I recently teamed up with the crew at Fstoppers to create a video tutorial that focuses on the foundations of creating a standalone product hero shot for advertising. What’s a standalone product hero shot you ask? It’s a standalone image of a product that’s generally well lit, super crisp, super clean, and essentially aids in selling a company's product.
This is a how I did it story. Along with some “why.” Unlike most all folks my age, I am very fond of the WW2 history and even more so WW2 aircraft. My favorite plane of all time is the B-25 mid-range bomber. This concept has been in my mind for years, and I waited to actually implement it until I felt I was able to do it right. Had I done it early in my career, I feel the quality wouldn't have been up to the standard I would have liked.

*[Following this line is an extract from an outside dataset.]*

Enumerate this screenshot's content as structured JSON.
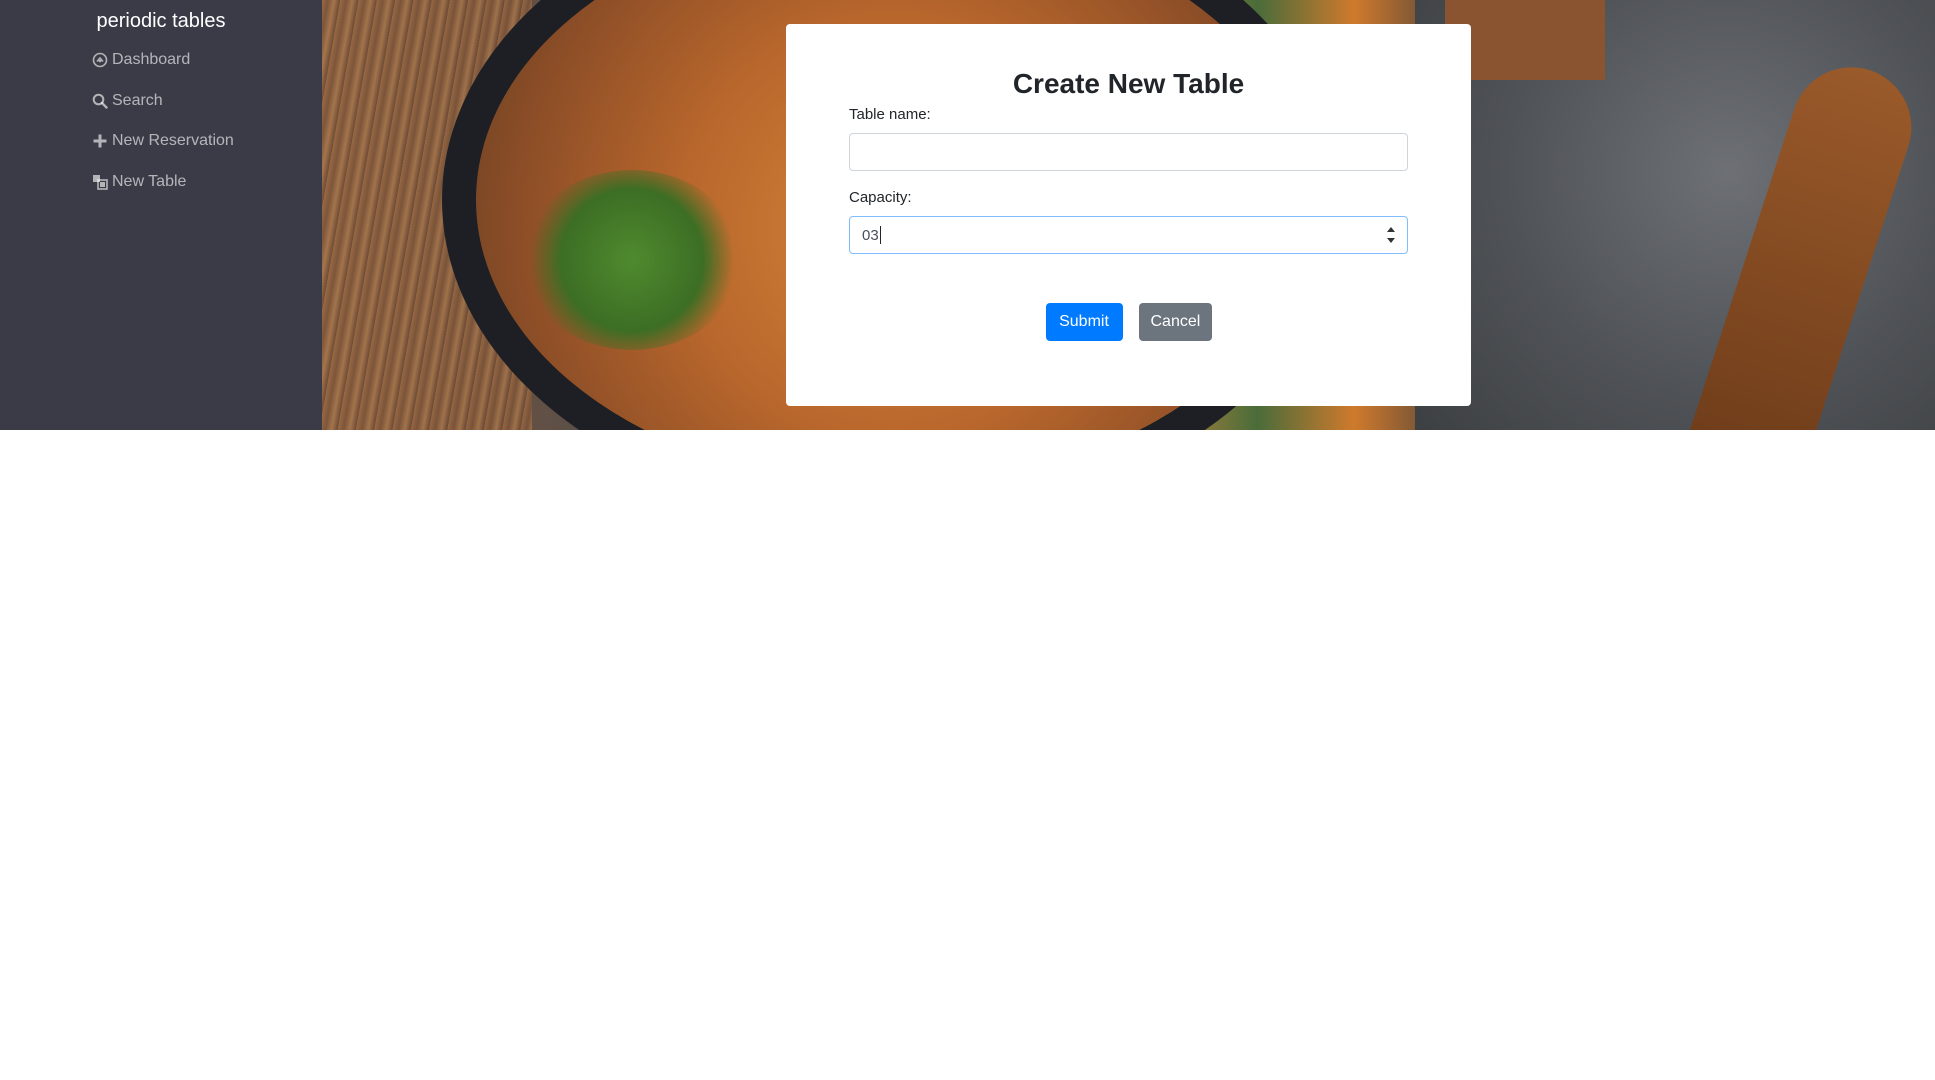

The past few weeks here in New Jersey and New York have been pretty rainy and not so nice. With that in mind, I came across a video that really caught my attention and had me confused for a good minute or so. For a while I thought I had been out of the loop, when suddenly I realized that this was just another sort of filming "trick" to fool the eye. Relating to my last article, this "video" takes it to another level showing a city we probably all know flooded by water. For me, it was not much of a pleasant sight and if this were to really happen, I can't imagine how much we would all be affected by it.
When any talented individual with a dedicated set of skills finds themselves with a little free time it almost always results in something both creative and amazing. Some of the most interesting creations have come from artists and craftsman in their spare time. So it comes as no surprise that a successful photographic digital artist like Karen Alsop when presented with a newly found photo of her ancestors, would turn it into something that would surprise and amaze her friends and family.
The weather. Of the many things I wish I could control, this is certainly one of them. Recently, my home of Seoul has had some of the clearest skies and nicest puffy clouds that I’ve seen in my 11 years of living here, but typically this is not so. On the few days of the year we get nice clouds, fisty-cuffs determine your tripod’s resting place at the popular photo spots, and the Internet is afire with the chatter of excited shutterbugs. However, there are so many days of the year where the haze is too thick or a monotone blanket of clouds covers the sky. I have come up with a quick and dirty method of dropping in skies from my library that I use when the job calls for it. I’d like to share that with you today.
Love it or hate it, CGI and digital compositing are here to stay. I think you'd actually be surprised at how much of it is used without you even realizing and for this reason it's something which you should be open to embracing to enhance your video and photography work.
Last summer, Conceptual Photographer Erik Johansson spent a calm, pleasant evening shooting his charming photo project “Full Moon Service.” Almost instantly going viral as soon as it touched the Internet today, here’s a behind-the-scenes look of how it all came together from hand drawn sketch to fine art print.
In various forms of photography, being able to composite several photos into one final image is an important skill set. In the world of portraiture, composites are often used to create group shots in which the lighting situation is difficult or not every subject of the photo is available at one given time. Here I’ll show my process for blending several shots of people into a final image.
Photographer Nicolas Bruno suffers from sleep paralysis, a condition where a person experiences the inability to move or to speak during waking or falling asleep, sometimes for a few seconds and sometimes for several minutes. In more frightening instances, one might experience hallucinations or imagined physical experiences that one is unable to react to. Bruno decided to show the world the effects of this puzzling condition.
Having options is always a good thing, especially when it can save you from a costly mistake. In this quick tutorial, Jay P. Morgan from The Slanted Lens shows us the importance of shooting background plates to give yourself options in post production and help speed up your workflow.
Creative genius rarely erupts onto the scene full force and in your face. Its entrance into the world is often quiet, gentle, allowing only a few to see it and recognize its brilliance. Such is the case with Portland, Oregon-based Kate Woodman, whose use of color in her work produces an instant halt to the ever scrolling feed of images - causing even the average user to stop and appreciate the story unfolding before them.
Visual imagery, when used properly, can become one of the most powerful tools of making an impact around any disturbing topic. The recent campaign for an animal shelter World for All in India is a bright example of it. Photos of puppies and kittens might work, but I am inspired by how the creative team took this campaign beyond what we see on a regular basis. Optical illusion, more precisely figure–ground reversal, is used intentionally to create new visual images with the play of foreground and background within an existing image.
If you've not seen Felix Hernandez' images before, you're missing out. The Cancun-based photographer's work is as brilliantly resourceful as it is creative. In this interview, we go behind the scenes of his shoot using 1/45 scale models for Audi Middle East and Hernandez guides us through his process and offers advice for up and coming photographers.